Murillo-Rodriguez, E., J.C. Pastrana-Trejo, M. Salas-Crisóstomo, and M. de-la-Cruz. (2017). The endocannabinoid system modulating levels of consciousness, emotions and likely dream contents. CNS Neurol Disord Drug Targets. [Epub: Ahead of Print]

Reboul, E. (2013). Absorption of vitamin A and carotenoids by the enterocyte: focus on transport proteins. Nutrients 5: 3563-3581.

Schwenk, R.W., G.P. Holloway, J.J. Luiken, A. Bonen, and J.F. Glatz. (2010). Fatty acid transport across the cell membrane: regulation by fatty acid transporters. Prostaglandins Leukot Essent Fatty Acids 82: 149-154.

Siegenthaler, G., R. Hotz, D. Chatellard-Gruaz, L. Didierjean, U. Hellman, and J.H. Saurat. (1994). Purification and characterization of the human epidermal fatty acid-binding protein: localization during epidermal cell differentiation in vivo and in vitro. Biochem.

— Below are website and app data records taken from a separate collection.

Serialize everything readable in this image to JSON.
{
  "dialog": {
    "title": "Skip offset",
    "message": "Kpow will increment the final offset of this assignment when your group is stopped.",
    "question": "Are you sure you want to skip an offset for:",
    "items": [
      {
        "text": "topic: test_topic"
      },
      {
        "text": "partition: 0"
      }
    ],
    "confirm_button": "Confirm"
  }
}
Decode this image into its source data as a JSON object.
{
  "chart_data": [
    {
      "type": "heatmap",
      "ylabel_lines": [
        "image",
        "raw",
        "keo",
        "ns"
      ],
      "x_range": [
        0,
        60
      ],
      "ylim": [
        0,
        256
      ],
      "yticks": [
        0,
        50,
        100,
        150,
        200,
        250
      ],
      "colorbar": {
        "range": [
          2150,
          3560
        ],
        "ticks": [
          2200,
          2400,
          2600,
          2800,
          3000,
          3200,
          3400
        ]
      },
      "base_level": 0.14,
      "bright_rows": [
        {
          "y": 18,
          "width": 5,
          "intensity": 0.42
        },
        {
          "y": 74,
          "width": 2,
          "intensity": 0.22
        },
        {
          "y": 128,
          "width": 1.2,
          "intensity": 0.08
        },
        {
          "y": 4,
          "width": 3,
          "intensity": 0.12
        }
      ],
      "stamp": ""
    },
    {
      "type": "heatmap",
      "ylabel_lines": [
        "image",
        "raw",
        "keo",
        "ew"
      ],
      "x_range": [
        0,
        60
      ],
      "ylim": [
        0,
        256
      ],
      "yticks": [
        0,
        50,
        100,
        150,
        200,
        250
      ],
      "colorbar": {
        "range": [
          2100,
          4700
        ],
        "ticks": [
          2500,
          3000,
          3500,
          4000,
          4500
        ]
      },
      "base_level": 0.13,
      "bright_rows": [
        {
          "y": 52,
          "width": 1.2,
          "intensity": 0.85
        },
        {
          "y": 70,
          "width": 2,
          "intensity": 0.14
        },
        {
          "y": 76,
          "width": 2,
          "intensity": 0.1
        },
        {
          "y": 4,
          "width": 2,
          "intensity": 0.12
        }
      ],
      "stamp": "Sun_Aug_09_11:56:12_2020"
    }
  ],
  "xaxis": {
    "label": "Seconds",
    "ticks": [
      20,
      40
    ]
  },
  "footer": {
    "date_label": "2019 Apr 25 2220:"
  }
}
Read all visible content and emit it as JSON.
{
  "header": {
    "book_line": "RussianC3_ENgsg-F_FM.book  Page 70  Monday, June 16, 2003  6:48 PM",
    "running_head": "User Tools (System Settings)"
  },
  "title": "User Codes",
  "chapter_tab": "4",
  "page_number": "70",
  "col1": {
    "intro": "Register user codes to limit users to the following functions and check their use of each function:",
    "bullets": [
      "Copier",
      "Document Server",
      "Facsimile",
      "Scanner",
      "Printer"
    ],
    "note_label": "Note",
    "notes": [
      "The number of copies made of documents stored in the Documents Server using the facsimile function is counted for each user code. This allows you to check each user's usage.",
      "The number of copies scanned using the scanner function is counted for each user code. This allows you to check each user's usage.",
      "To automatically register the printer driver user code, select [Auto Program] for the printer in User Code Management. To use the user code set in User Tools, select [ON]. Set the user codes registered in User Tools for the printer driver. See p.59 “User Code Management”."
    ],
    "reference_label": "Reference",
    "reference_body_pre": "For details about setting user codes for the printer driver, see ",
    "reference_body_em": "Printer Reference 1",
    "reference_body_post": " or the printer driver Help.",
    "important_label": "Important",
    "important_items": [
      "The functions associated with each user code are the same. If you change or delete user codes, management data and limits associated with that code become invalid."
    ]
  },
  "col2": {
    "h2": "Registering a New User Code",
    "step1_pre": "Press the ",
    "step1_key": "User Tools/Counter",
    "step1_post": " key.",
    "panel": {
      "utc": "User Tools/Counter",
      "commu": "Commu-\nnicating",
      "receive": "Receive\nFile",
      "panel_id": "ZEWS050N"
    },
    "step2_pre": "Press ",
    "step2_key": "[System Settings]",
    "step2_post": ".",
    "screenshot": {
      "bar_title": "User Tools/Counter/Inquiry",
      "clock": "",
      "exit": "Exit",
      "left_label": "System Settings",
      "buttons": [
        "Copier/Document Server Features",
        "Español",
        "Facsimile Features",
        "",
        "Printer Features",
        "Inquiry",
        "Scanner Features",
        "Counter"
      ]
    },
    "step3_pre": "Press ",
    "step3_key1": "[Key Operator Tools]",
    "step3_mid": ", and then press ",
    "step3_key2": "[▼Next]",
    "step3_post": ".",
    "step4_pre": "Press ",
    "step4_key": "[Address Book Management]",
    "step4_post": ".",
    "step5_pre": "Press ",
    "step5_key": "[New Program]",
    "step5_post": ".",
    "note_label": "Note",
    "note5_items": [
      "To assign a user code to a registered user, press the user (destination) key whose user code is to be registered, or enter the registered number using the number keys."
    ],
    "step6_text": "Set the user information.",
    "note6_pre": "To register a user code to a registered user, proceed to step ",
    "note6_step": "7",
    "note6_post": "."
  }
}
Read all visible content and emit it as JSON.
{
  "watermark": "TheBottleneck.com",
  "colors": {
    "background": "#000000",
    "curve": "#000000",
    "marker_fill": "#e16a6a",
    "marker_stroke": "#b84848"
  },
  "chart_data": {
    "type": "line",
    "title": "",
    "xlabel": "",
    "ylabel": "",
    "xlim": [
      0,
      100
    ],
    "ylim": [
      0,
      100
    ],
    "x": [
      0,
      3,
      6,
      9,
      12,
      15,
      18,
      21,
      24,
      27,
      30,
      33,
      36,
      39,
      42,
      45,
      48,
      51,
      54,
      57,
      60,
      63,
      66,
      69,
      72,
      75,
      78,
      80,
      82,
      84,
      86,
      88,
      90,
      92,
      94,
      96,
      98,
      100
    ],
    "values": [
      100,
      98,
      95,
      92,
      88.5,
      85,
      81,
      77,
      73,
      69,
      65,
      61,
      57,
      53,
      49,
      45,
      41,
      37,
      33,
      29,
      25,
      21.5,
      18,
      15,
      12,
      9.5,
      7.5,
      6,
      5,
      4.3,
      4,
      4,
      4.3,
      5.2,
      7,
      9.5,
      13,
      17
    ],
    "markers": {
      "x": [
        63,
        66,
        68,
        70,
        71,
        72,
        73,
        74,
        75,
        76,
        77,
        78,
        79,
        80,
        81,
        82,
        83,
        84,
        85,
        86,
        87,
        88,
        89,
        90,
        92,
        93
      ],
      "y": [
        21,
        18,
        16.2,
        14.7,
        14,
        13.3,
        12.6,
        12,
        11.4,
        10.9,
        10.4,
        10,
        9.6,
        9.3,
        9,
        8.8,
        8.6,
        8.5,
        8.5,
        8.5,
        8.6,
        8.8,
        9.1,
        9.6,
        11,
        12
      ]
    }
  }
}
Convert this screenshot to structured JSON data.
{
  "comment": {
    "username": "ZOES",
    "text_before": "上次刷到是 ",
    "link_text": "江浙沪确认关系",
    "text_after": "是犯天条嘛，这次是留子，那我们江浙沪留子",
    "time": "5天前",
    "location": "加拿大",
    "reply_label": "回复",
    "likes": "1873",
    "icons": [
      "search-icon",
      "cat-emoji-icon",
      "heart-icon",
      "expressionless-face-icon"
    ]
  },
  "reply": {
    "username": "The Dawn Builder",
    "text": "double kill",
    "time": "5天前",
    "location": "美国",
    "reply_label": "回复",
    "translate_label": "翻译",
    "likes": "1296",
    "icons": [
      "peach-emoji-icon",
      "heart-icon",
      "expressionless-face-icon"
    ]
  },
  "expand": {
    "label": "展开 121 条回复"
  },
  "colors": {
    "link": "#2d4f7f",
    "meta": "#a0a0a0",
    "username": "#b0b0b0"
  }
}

J. 1994 302: 363-371.

Wang, G., F. Burczynski, J. Anderson, and G. Zhong. (2007). Effect of host fatty acid-binding protein and fatty acid uptake on growth of Chlamydia trachomatis L2. Microbiology. 153: 1935-1939.


TC#NameOrganismal TypeExample

The epidermal (psoriasis-associated) fatty acid binding protein, FABP (Wang et al., 2007; Schwenk et al. 2010).  It is a skeletal muscle protein, involved in fatty acid transport, that influences fatty acid oxidation rates (Maunder et al. 2023).


FABP of Homo sapiens (Q01469)


The fatty acid binding protein, FABP1 (Schwenk et al. 2010).


FABP1 of Homo sapiens (Q05CP7)


Retinol-binding protein 2 (Cellular retinol-binding protein II) (CRBP-II) of 134 aas and 0 TMSs. It may play a role in rretinol and retinyl-palmitate transport (Reboul 2013).


CRBP-II of Homo sapiens


Fatty acid binding protein 10-A of 134 aas and 0 TMSs

FABP 10-A of Danio rerio (Zebrafish) (Brachydanio rerio)


Cellular retinoic acid binding protein 2, CRABP2 or CRABPII, of 138 aas and possibly 2 TMSs, N- and C-terminal.  It is a microbial rhodopsin mimic, a small soluble protein that photoisomerizes all- trans to 13- cis retinal followed by thermal relaxation to the all- trans isomer, mimicking the bacteriorhodopsin photocycle. The key element for selective isomerization is a tuned steric interaction between the chromophore and protein, similar to that seen in the microbial rhodopsins (Ghanbarpour et al. 2019).

CRABP2 of Capra hircus (goat)